Not bad for a thirty-seven-year-old late bloomer.
Charley Crockett has been a fairly remarkable artist to follow. He's got a sound. He's got something to say. He has a look. And there's a gauzy veil of mystery surrounding him suggesting he knows more than he's letting on.
All those records in such a short amount of time have come with a "No Two Alike" guarantee, particularly the last three releases: the darkly prescient Welcome to Hard Times; the semi-autobiographical, hard-core country-roots of The Valley; and 10 for Slim, his tribute of songs by the obscure and wholly authentic Texas honky-tonk maestro James Hand.
And still, despite his penchant for pearl snaps and western hats, Charley Crockett has managed to elude being pigeon-holed. Call him neo-country-western if you'd like. It's true that few contemporaries present themselves as part of a lineage harkening back to Hank Williams and George Jones like Charley does, and even fewer can pull it off convincingly.

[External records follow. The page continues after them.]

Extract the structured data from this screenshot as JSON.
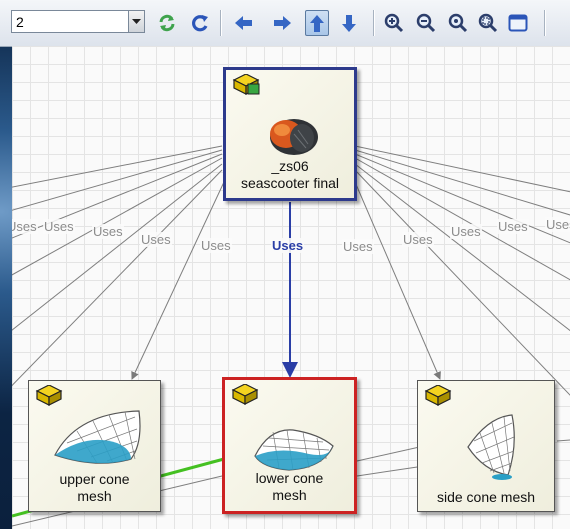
{
  "toolbar": {
    "combo_value": "2",
    "buttons": [
      "combo-dropdown",
      "refresh",
      "reload",
      "back",
      "forward",
      "up",
      "down",
      "zoom-in",
      "zoom-out",
      "zoom-fit",
      "zoom-selection",
      "window"
    ]
  },
  "graph": {
    "edge_label": "Uses",
    "nodes": {
      "seascooter": {
        "label_line1": "_zs06",
        "label_line2": "seascooter final"
      },
      "upper": {
        "label_line1": "upper cone",
        "label_line2": "mesh"
      },
      "lower": {
        "label_line1": "lower cone",
        "label_line2": "mesh"
      },
      "side": {
        "label_line1": "side cone mesh",
        "label_line2": ""
      }
    }
  },
  "colors": {
    "selected_edge": "#2a3ea6",
    "top_node_border": "#2d3a8c",
    "selected_node_border": "#cc2222",
    "green_edge": "#44c021"
  }
}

On his new album See You Next Time, Texas-bred singer/songwriter Joshua Ray Walker shares an imagined yet truthful portrait of a broke-down honky-tonk and the misfits who call it home: barflies and wannabe cowboys, bleary-eyed dreamers and hopelessly lost souls. His third full-length in three years, the album marks the final installment in a trilogy that originated with Walker's globally acclaimed 2019 debut Wish You Were Here and its equally lauded follow-up Glad You Made It (the #5 entry on Rolling Stone's Best Country and Americana Albums of 2020 list). "The whole idea with the trilogy was to use the honky-tonk as a setting where all these different characters could interact with each other," says Walker, who drew immense inspiration from the local dive bars he first started sneaking into and gigging at as a teenager growing up in East Dallas. "In my mind, this album's taking place on the night before the bar closes forever—the songs are just me taking snapshots of that world, and all the moments that happen in it."